SUPPLIED MATERIAL below:

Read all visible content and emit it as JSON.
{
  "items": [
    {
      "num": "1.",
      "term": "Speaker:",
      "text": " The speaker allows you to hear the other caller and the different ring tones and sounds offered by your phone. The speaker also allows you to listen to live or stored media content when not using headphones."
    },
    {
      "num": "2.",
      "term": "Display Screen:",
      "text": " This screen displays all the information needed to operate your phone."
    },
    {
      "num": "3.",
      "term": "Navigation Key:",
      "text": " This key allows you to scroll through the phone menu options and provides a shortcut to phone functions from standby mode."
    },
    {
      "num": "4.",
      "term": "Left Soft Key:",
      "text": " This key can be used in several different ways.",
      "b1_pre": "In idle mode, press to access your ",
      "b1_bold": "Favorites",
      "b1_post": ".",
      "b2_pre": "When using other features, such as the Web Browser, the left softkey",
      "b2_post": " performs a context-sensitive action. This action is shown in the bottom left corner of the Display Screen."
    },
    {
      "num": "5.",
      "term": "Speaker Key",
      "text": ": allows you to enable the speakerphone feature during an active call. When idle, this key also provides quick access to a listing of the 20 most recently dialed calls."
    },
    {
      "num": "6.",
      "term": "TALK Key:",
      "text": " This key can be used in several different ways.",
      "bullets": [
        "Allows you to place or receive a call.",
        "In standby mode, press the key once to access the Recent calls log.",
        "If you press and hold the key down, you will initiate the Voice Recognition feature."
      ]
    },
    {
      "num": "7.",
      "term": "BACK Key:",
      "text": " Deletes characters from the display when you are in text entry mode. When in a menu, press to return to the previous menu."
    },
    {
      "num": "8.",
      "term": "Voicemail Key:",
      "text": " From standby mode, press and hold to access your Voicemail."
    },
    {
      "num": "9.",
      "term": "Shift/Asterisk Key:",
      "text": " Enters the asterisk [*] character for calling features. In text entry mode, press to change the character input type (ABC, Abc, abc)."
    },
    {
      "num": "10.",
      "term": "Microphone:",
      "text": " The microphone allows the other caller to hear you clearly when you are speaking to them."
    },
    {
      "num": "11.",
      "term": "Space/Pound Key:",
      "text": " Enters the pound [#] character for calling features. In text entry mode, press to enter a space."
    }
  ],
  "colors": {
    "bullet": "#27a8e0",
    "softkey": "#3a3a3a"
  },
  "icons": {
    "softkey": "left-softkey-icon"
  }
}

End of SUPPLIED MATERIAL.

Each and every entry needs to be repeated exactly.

• RESULT FOR THIS EXERCISE:
Read all visible content and emit it as JSON.
{
  "items": [
    {
      "num": "1.",
      "term": "Speaker:",
      "text": " The speaker allows you to hear the other caller and the different ring tones and sounds offered by your phone. The speaker also allows you to listen to live or stored media content when not using headphones."
    },
    {
      "num": "2.",
      "term": "Display Screen:",
      "text": " This screen displays all the information needed to operate your phone."
    },
    {
      "num": "3.",
      "term": "Navigation Key:",
      "text": " This key allows you to scroll through the phone menu options and provides a shortcut to phone functions from standby mode."
    },
    {
      "num": "4.",
      "term": "Left Soft Key:",
      "text": " This key can be used in several different ways.",
      "b1_pre": "In idle mode, press to access your ",
      "b1_bold": "Favorites",
      "b1_post": ".",
      "b2_pre": "When using other features, such as the Web Browser, the left softkey",
      "b2_post": " performs a context-sensitive action. This action is shown in the bottom left corner of the Display Screen."
    },
    {
      "num": "5.",
      "term": "Speaker Key",
      "text": ": allows you to enable the speakerphone feature during an active call. When idle, this key also provides quick access to a listing of the 20 most recently dialed calls."
    },
    {
      "num": "6.",
      "term": "TALK Key:",
      "text": " This key can be used in several different ways.",
      "bullets": [
        "Allows you to place or receive a call.",
        "In standby mode, press the key once to access the Recent calls log.",
        "If you press and hold the key down, you will initiate the Voice Recognition feature."
      ]
    },
    {
      "num": "7.",
      "term": "BACK Key:",
      "text": " Deletes characters from the display when you are in text entry mode. When in a menu, press to return to the previous menu."
    },
    {
      "num": "8.",
      "term": "Voicemail Key:",
      "text": " From standby mode, press and hold to access your Voicemail."
    },
    {
      "num": "9.",
      "term": "Shift/Asterisk Key:",
      "text": " Enters the asterisk [*] character for calling features. In text entry mode, press to change the character input type (ABC, Abc, abc)."
    },
    {
      "num": "10.",
      "term": "Microphone:",
      "text": " The microphone allows the other caller to hear you clearly when you are speaking to them."
    },
    {
      "num": "11.",
      "term": "Space/Pound Key:",
      "text": " Enters the pound [#] character for calling features. In text entry mode, press to enter a space."
    }
  ],
  "colors": {
    "bullet": "#27a8e0",
    "softkey": "#3a3a3a"
  },
  "icons": {
    "softkey": "left-softkey-icon"
  }
}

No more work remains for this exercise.